Element data from apps and pages:
::::::::::

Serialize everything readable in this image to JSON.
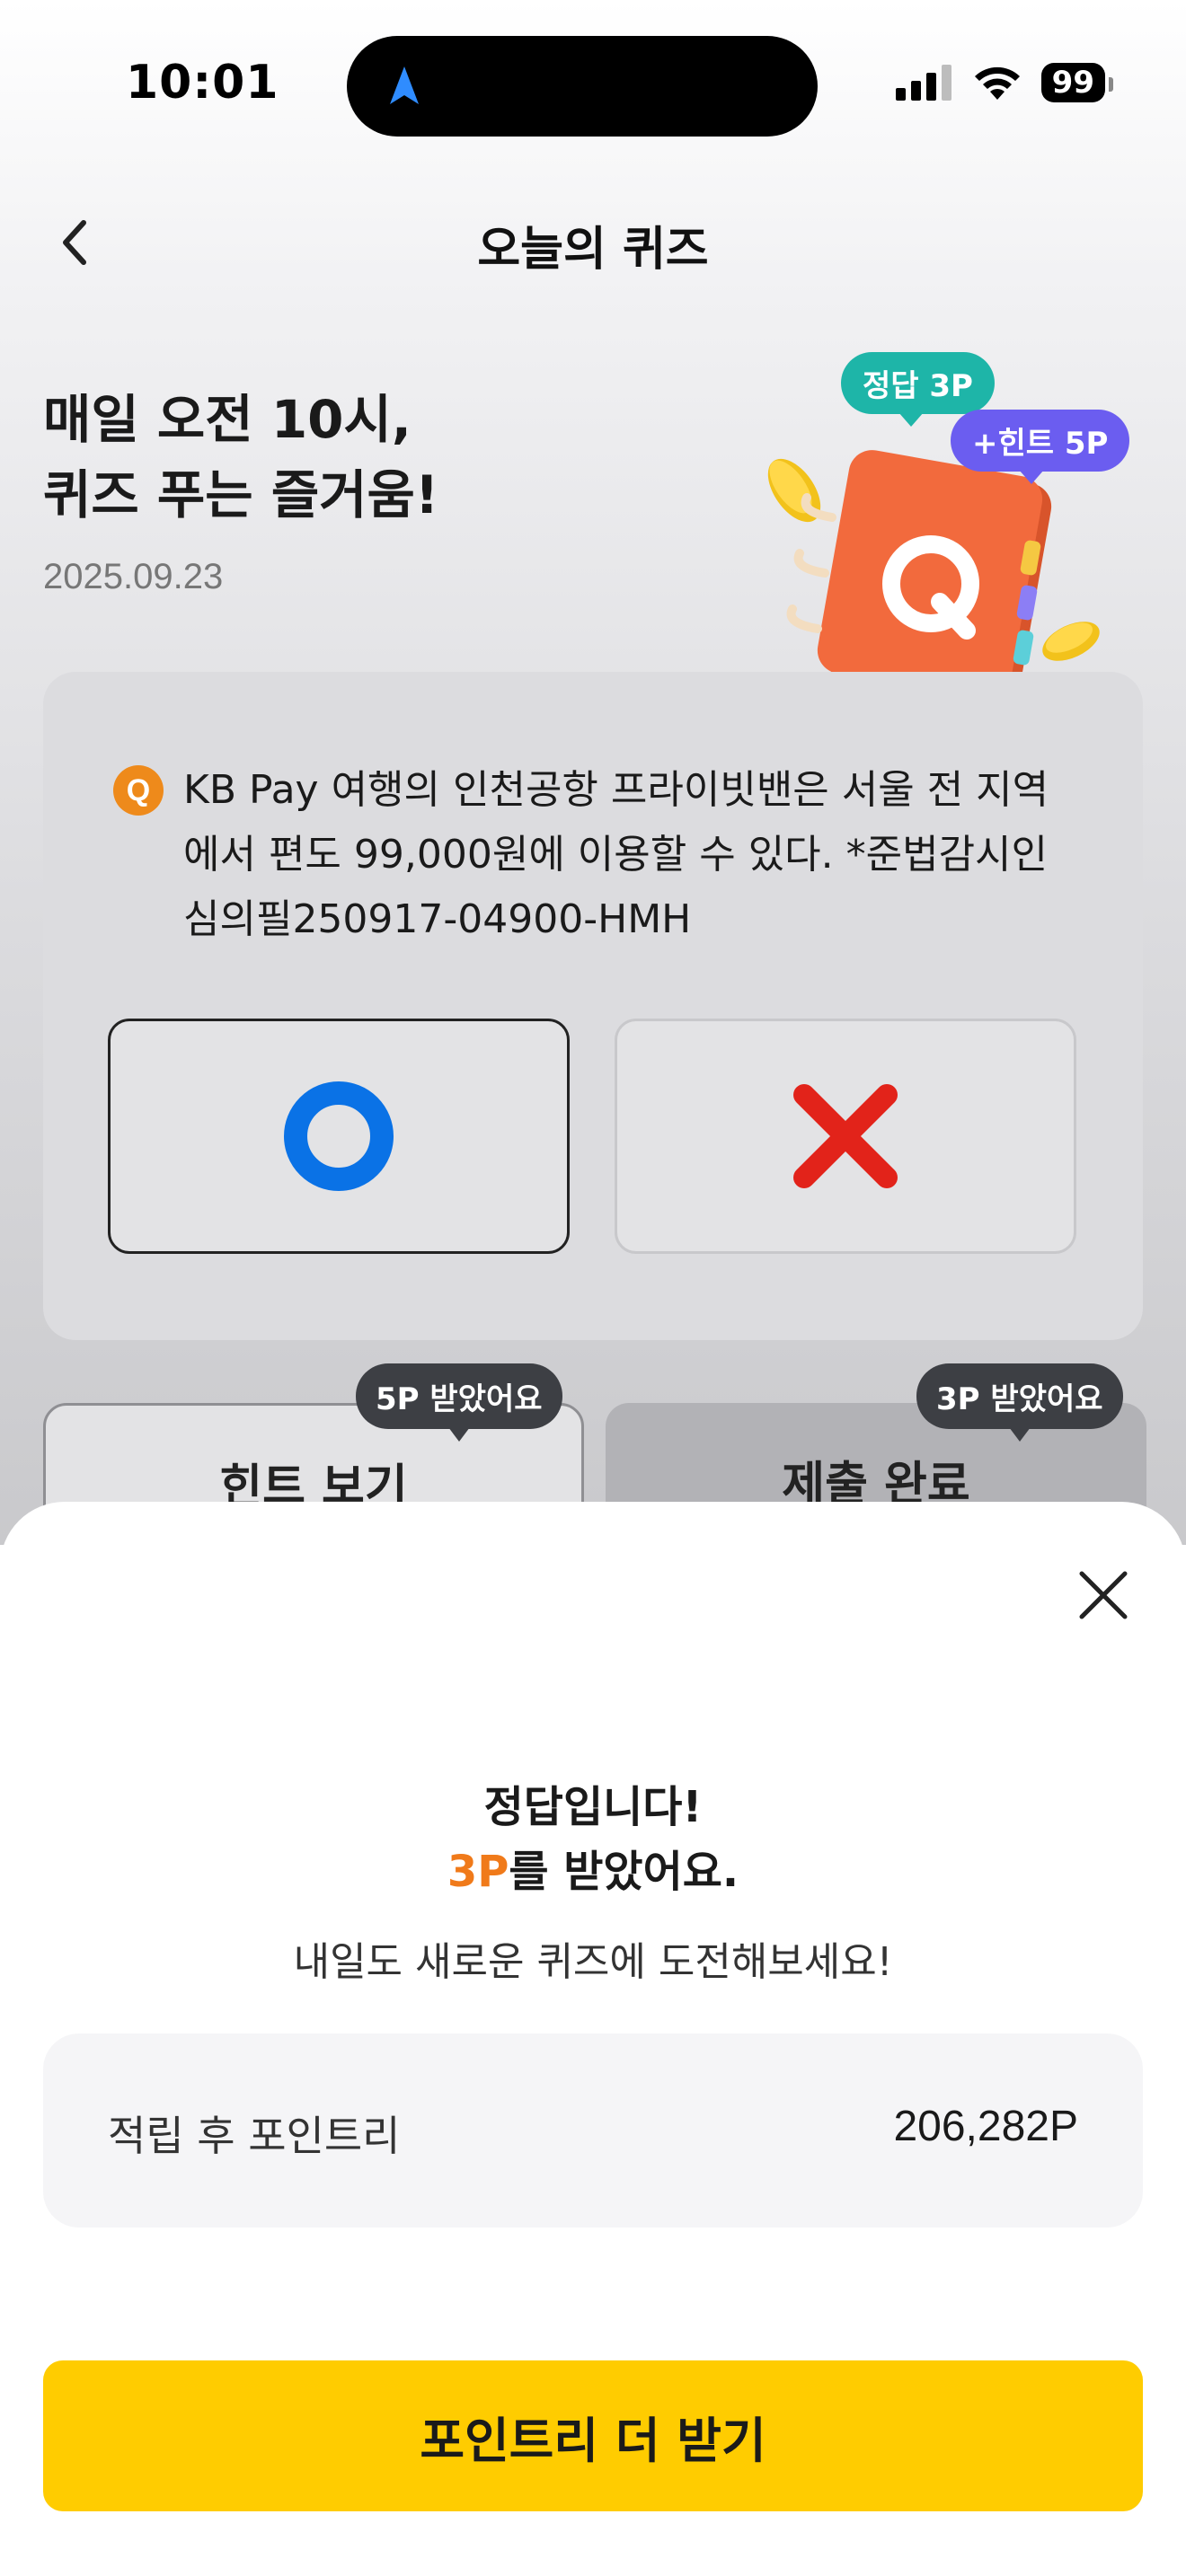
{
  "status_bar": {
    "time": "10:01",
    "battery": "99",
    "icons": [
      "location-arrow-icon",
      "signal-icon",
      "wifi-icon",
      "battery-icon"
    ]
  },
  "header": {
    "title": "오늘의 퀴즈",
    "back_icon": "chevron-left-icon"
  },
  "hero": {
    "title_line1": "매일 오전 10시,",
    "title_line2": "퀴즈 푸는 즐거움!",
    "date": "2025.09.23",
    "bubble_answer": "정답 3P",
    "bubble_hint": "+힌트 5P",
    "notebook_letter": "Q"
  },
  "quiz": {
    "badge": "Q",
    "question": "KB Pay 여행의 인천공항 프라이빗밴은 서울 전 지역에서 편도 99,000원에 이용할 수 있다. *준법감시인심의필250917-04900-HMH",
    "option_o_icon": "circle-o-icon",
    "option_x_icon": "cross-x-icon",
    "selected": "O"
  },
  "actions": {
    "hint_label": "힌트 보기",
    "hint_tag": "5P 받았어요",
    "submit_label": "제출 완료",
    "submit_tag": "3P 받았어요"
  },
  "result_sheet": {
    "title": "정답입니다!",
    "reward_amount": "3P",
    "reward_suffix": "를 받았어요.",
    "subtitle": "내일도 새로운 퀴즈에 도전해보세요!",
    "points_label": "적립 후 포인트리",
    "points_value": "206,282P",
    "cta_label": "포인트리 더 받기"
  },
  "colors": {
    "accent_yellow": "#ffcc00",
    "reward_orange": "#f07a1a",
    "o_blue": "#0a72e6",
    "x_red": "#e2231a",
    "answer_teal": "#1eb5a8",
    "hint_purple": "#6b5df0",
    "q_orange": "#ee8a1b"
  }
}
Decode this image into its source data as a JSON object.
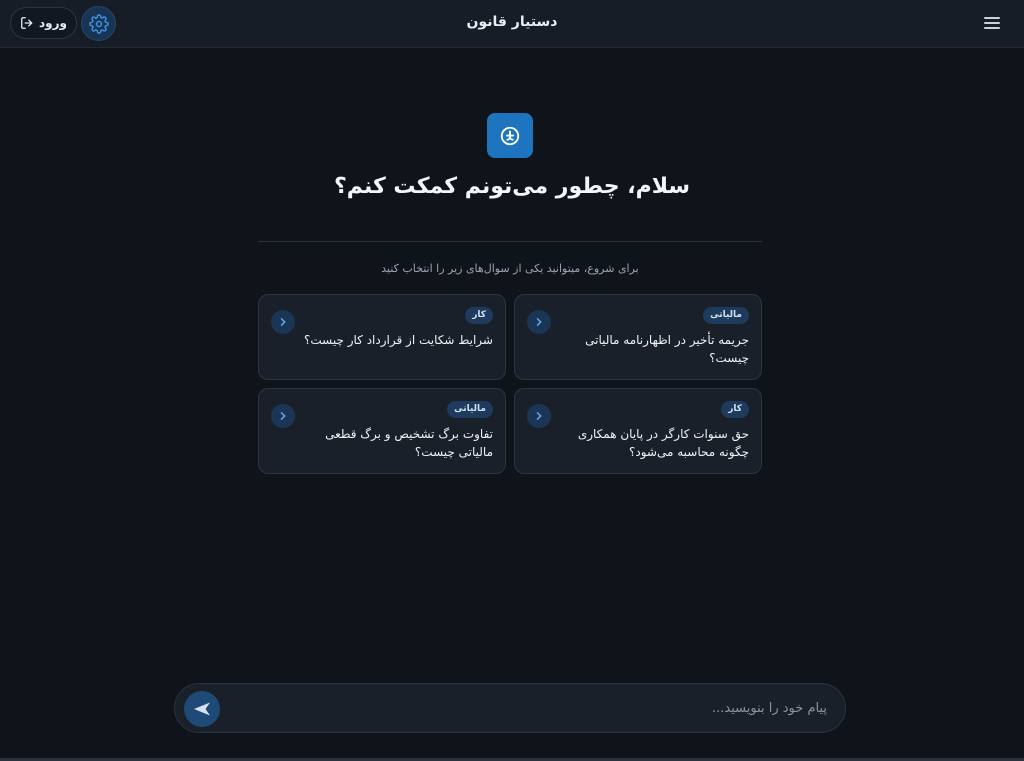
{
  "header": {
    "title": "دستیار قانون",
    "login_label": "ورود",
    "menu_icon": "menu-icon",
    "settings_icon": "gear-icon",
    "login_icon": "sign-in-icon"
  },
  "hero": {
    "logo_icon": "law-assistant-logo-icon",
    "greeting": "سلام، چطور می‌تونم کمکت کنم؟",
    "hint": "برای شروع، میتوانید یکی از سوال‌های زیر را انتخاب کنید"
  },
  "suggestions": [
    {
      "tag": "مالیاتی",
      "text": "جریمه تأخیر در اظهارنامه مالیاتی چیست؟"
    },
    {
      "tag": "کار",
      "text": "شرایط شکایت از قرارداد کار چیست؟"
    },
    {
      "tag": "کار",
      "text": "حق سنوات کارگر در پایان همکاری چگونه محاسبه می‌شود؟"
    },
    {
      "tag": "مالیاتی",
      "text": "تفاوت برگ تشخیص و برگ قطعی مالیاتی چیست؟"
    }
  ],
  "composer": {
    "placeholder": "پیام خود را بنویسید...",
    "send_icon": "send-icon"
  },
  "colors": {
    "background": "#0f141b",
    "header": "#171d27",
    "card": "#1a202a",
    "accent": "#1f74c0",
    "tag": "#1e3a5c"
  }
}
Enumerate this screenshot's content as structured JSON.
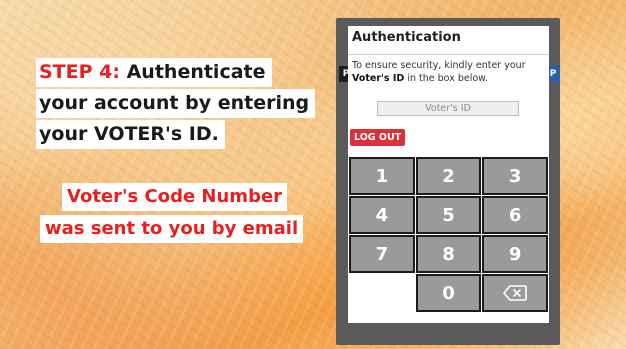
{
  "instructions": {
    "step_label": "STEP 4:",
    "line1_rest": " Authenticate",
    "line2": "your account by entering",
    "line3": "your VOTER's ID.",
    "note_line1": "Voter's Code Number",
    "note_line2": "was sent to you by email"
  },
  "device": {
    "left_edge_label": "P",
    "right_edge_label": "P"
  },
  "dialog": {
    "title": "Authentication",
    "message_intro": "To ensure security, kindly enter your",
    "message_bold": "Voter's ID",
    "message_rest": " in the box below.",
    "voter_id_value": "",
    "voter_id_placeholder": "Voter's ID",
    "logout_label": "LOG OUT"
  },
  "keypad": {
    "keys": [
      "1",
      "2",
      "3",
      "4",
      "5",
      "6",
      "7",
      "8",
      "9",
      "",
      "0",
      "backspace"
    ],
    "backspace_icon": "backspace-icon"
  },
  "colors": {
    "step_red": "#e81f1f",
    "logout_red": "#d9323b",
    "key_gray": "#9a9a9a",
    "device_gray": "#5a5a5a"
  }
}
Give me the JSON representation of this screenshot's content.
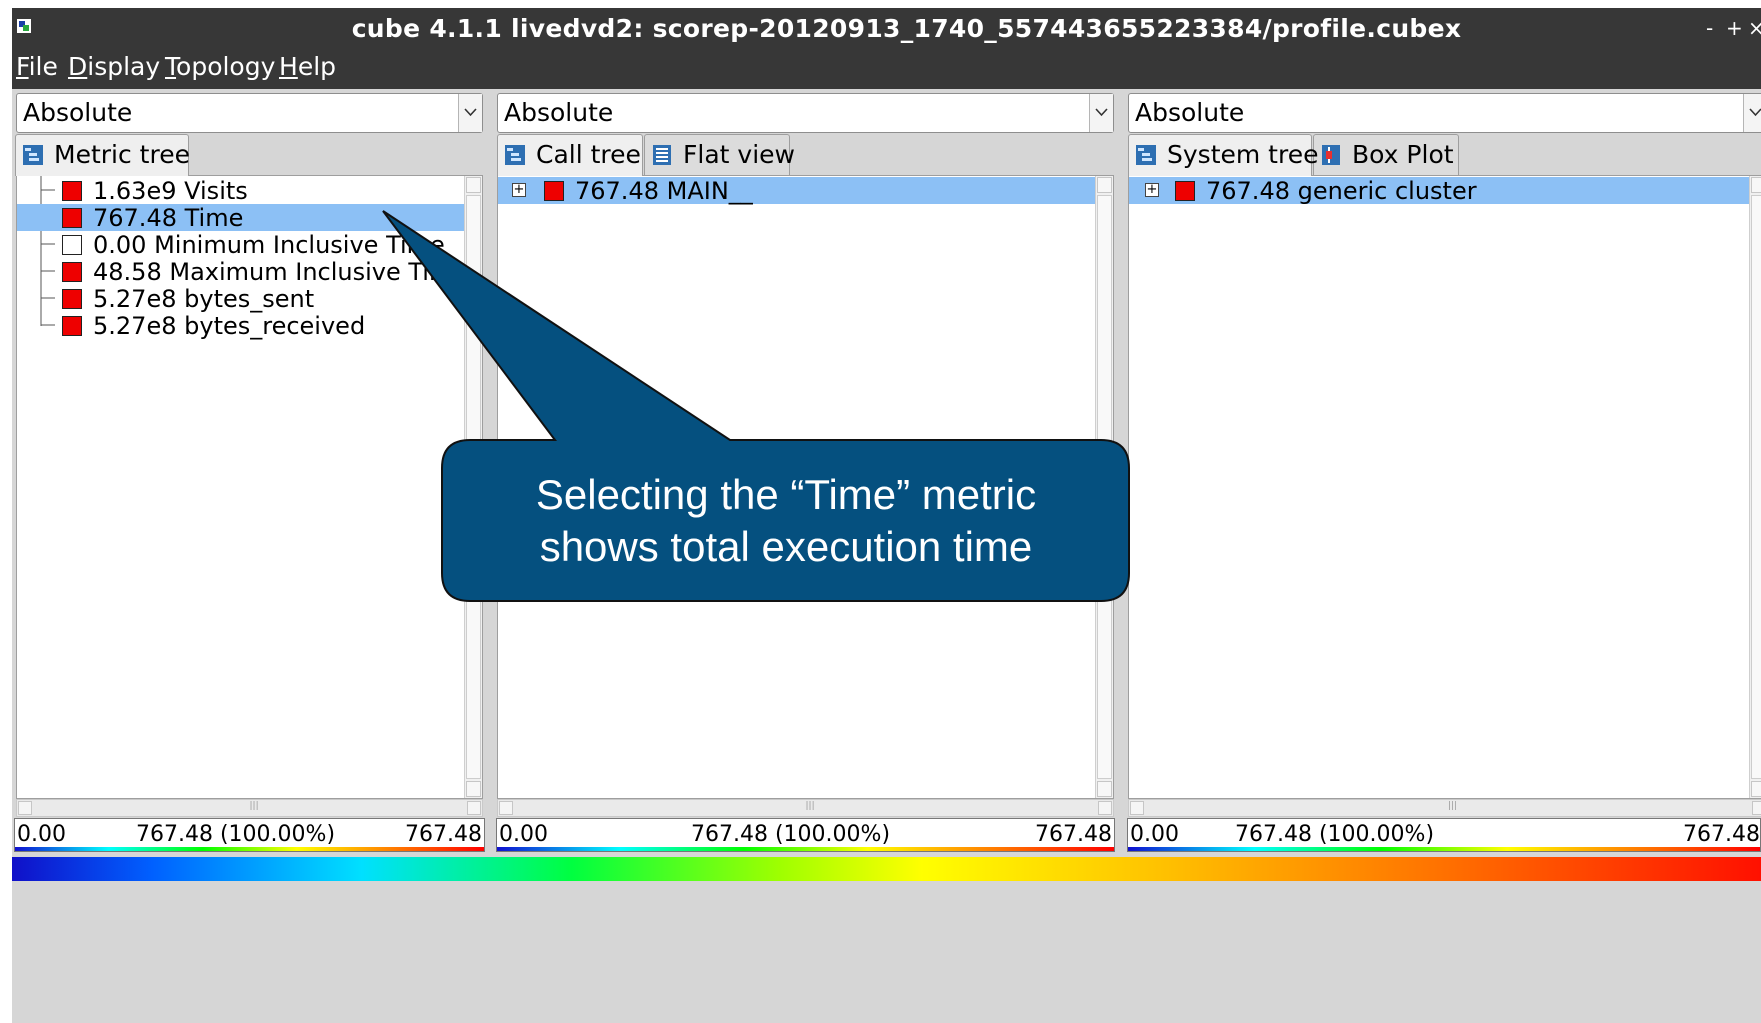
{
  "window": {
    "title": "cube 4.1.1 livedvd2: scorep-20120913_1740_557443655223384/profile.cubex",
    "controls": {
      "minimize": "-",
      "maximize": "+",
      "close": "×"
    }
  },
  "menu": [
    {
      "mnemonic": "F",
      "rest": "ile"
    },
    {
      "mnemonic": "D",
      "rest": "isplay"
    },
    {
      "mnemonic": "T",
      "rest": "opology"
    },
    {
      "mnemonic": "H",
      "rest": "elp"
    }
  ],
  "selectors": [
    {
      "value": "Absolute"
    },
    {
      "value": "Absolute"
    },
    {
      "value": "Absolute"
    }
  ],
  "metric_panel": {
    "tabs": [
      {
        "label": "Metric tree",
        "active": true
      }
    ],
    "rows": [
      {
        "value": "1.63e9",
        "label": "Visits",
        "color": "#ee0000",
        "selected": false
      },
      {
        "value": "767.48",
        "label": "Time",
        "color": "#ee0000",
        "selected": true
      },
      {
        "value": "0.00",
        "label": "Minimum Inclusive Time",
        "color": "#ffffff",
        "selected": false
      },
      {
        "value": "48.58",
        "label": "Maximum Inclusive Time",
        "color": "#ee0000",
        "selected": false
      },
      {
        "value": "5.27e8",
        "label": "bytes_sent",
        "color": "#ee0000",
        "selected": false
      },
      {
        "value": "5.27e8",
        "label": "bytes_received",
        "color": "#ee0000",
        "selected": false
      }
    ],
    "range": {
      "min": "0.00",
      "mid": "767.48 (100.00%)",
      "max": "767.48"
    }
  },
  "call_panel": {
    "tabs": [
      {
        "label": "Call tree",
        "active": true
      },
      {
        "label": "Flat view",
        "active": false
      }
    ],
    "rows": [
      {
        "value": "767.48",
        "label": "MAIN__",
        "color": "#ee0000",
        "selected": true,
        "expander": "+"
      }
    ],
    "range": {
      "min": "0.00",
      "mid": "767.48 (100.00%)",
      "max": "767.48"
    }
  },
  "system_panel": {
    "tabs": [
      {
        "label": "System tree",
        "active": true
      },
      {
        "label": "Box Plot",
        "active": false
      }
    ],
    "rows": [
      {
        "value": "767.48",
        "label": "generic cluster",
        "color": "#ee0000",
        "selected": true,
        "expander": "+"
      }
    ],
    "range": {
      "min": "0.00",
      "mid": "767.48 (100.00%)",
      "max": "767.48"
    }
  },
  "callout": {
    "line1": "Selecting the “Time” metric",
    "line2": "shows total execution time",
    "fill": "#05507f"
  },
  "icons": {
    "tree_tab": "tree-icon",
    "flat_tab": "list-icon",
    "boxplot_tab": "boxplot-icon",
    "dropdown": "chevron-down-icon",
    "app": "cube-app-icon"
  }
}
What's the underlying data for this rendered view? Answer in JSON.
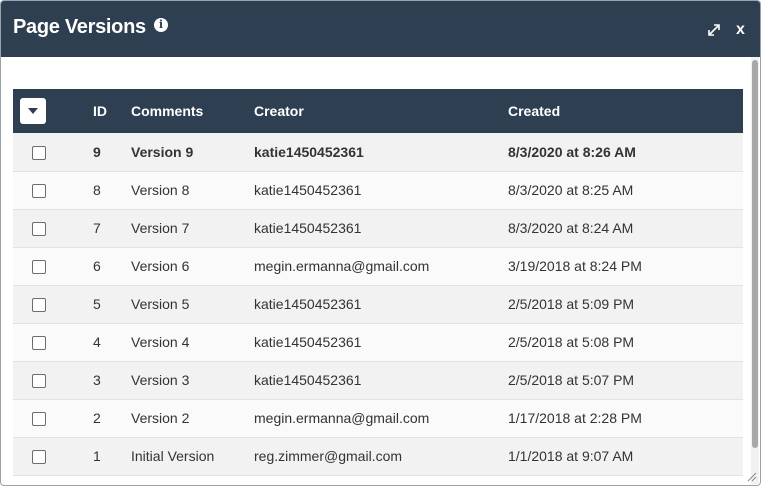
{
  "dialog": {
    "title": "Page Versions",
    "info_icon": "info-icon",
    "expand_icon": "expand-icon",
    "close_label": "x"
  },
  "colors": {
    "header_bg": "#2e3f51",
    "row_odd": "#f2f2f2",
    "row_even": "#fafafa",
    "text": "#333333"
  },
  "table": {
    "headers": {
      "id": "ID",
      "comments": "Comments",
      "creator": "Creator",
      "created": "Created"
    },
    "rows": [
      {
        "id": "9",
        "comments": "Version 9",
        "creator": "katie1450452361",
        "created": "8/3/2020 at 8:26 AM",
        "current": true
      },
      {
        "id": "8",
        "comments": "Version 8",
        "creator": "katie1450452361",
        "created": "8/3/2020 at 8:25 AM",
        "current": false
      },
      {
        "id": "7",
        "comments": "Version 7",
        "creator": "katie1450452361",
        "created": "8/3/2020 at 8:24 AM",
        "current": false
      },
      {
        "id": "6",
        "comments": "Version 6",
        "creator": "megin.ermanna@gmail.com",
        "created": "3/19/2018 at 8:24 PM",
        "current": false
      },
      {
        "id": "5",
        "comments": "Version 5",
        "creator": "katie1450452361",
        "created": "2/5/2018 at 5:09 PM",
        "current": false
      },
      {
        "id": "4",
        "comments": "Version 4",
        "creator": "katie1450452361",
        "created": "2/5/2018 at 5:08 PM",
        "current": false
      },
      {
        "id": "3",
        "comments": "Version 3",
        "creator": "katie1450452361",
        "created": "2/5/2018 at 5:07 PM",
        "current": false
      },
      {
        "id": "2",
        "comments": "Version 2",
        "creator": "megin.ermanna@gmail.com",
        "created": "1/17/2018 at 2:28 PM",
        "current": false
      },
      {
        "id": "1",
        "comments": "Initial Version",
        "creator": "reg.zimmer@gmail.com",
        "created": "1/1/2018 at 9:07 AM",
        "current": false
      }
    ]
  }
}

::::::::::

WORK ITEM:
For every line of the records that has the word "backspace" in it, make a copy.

ANSWER TO THIS EXERCISE:
      "backspace"
    "backspace_icon": "backspace-icon"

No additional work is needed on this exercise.